• **Assigned task**
Each line in the data must be reproduced as written, except for any picture.

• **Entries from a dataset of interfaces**
::::::::
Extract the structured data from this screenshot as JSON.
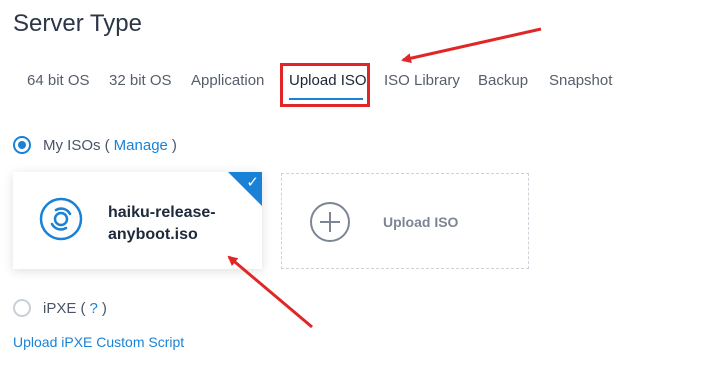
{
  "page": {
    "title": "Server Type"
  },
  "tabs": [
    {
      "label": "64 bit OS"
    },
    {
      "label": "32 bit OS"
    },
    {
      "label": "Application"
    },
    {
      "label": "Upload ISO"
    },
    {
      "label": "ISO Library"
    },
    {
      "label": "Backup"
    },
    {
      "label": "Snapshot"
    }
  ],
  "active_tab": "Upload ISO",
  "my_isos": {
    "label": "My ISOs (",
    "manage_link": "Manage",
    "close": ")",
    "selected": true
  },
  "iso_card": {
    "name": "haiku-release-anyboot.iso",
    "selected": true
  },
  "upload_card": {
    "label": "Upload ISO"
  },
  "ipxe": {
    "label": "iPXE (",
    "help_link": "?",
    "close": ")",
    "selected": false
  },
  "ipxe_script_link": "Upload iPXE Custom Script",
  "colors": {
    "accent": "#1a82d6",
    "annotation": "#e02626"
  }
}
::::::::
• **Response box**
Extract the structured data from this screenshot as JSON.
{
  "page": {
    "title": "Server Type"
  },
  "tabs": [
    {
      "label": "64 bit OS"
    },
    {
      "label": "32 bit OS"
    },
    {
      "label": "Application"
    },
    {
      "label": "Upload ISO"
    },
    {
      "label": "ISO Library"
    },
    {
      "label": "Backup"
    },
    {
      "label": "Snapshot"
    }
  ],
  "active_tab": "Upload ISO",
  "my_isos": {
    "label": "My ISOs (",
    "manage_link": "Manage",
    "close": ")",
    "selected": true
  },
  "iso_card": {
    "name": "haiku-release-anyboot.iso",
    "selected": true
  },
  "upload_card": {
    "label": "Upload ISO"
  },
  "ipxe": {
    "label": "iPXE (",
    "help_link": "?",
    "close": ")",
    "selected": false
  },
  "ipxe_script_link": "Upload iPXE Custom Script",
  "colors": {
    "accent": "#1a82d6",
    "annotation": "#e02626"
  }
}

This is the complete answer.